Among our commercial diets we have wet food, dry food, raw food, vegetarian food, grain free food and, new on the scene, insect-based food! All of these foods can have a seat at the table, it’s a lot of personal preference as to what suits you and your dog best. What we should aim for though is a complete food, as opposed to a complementary food. We also need to be mindful that if our pooches like variety and we want to mix and match we should be careful to check the feeding guides to avoid over-feeding! Some foods are richer than others and some foods are more energy-dense than you might expect meaning the volume you need to feed is quite small.
We mentioned complementary food just now, so what’s that all about?
A complementary food is one that isn’t completely nutritionally balanced on its own - it needs a helping hand from a complete diet to fill the bill. It’s worth noticing that a lot of complementary foods can look a lot like complete foods - take Mixer biscuits for example, they are a little bit to dogs what cereal is to us - designed to fill you up but perhaps not what you should eat for every meal despite what your toddler suggests!
Wet foods are very popular as dogs tend to like them - they smell amazing to dogs and are easy to eat. However, they’re more expensive per portion and tins left open will go off quickly. Wet food can be fed in a Kong or similar toy to provide enrichment - you’d be surprised how much your pooch enjoys working for his dinner!
Dry foods are handy as you can buy a larger bag, the portion size is smaller and they typically cost less per portion. They have the added advantage of contributing to dental health with all that crunching! Dry food can also be used to help keep our pals entertained instead of chasing the hoover - use a snuffle mat or puzzle feeder to keep them occupied while you work!
Raw feeding is becoming increasingly common and can be done very well if you opt for a commercial food that is balanced and suitable for your friend’s breed size and life stage. Preparing a raw diet at home is just as complicated as with a cooked home-prepared diet; it’s a challenging thing to get all of the nutrients just right and usually more hassle than it’s worth. Our only real word of warning when it comes to raw food is to be careful feeding raw diets where dogs are in close contact with young children. There is always a risk of salmonella or campylobacter (food poisoning bugs) spreading from the food bowls or a sneaky doggy kiss to your kids.
Raw feeding is one side of the coin, the other side is if you’re vegan or vegetarian and you’re wondering if your dog can be too? These days it is actually possible with the newer prescription hypoallergenic dog foods that are soy-based. You will rarely see dog food that is branded as vegetarian or vegan so it is best to ask your vet how best to go about sourcing these and whether they are appropriate for your dog.
So, you’ve read all of this and still feel that you’d like to offer your dog something different, something a little more like home-cooked food?

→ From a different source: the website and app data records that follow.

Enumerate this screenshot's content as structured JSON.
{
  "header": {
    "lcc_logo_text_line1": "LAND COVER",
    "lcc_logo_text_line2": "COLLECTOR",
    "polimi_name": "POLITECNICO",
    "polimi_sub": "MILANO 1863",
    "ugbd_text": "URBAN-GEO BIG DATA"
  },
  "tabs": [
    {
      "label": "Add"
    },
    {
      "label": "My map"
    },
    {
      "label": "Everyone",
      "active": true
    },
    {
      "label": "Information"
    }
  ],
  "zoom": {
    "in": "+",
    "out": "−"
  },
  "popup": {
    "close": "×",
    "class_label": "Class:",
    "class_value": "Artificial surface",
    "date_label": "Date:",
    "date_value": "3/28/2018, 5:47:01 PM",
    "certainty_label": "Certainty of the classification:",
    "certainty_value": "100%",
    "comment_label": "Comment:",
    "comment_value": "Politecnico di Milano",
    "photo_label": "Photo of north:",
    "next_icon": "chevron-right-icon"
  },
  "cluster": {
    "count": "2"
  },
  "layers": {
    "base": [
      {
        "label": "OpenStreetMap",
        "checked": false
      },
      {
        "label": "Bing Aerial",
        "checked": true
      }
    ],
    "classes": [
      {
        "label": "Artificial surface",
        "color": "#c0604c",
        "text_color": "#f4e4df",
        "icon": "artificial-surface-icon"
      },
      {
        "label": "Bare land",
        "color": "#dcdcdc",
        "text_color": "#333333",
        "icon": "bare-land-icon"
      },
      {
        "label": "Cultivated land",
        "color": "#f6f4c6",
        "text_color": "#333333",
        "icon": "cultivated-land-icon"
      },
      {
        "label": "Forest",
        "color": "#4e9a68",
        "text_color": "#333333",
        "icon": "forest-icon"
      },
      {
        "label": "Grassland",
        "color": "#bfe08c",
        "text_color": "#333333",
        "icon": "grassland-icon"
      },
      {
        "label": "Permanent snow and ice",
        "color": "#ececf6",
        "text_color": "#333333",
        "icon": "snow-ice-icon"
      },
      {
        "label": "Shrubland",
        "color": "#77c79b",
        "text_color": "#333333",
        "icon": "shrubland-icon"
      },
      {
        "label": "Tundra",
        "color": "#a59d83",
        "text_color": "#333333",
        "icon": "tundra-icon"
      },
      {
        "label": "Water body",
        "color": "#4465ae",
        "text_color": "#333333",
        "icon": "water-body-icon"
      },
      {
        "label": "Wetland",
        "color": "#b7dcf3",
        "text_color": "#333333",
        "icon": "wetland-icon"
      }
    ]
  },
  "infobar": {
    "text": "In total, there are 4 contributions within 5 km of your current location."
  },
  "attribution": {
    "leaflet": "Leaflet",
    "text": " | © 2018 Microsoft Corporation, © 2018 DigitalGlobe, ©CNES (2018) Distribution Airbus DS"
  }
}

That’s ok too, there are options available commercially that mean you don’t need to become a doggy dietitian and turn your kitchen into a scene from Ramsey’s Kitchen Nightmares! Often these diets come as a delivery to your door and are typically fresh-frozen or refrigerated; they’re designed for even the fussiest canine customer and are definitely an emerging trend in doggy nutrition.
Stay tuned for some more in-depth articles on the pros and cons of each type of diet for your pooch! And as always, if you have any questions, the MyDogDoc vets would love to chat!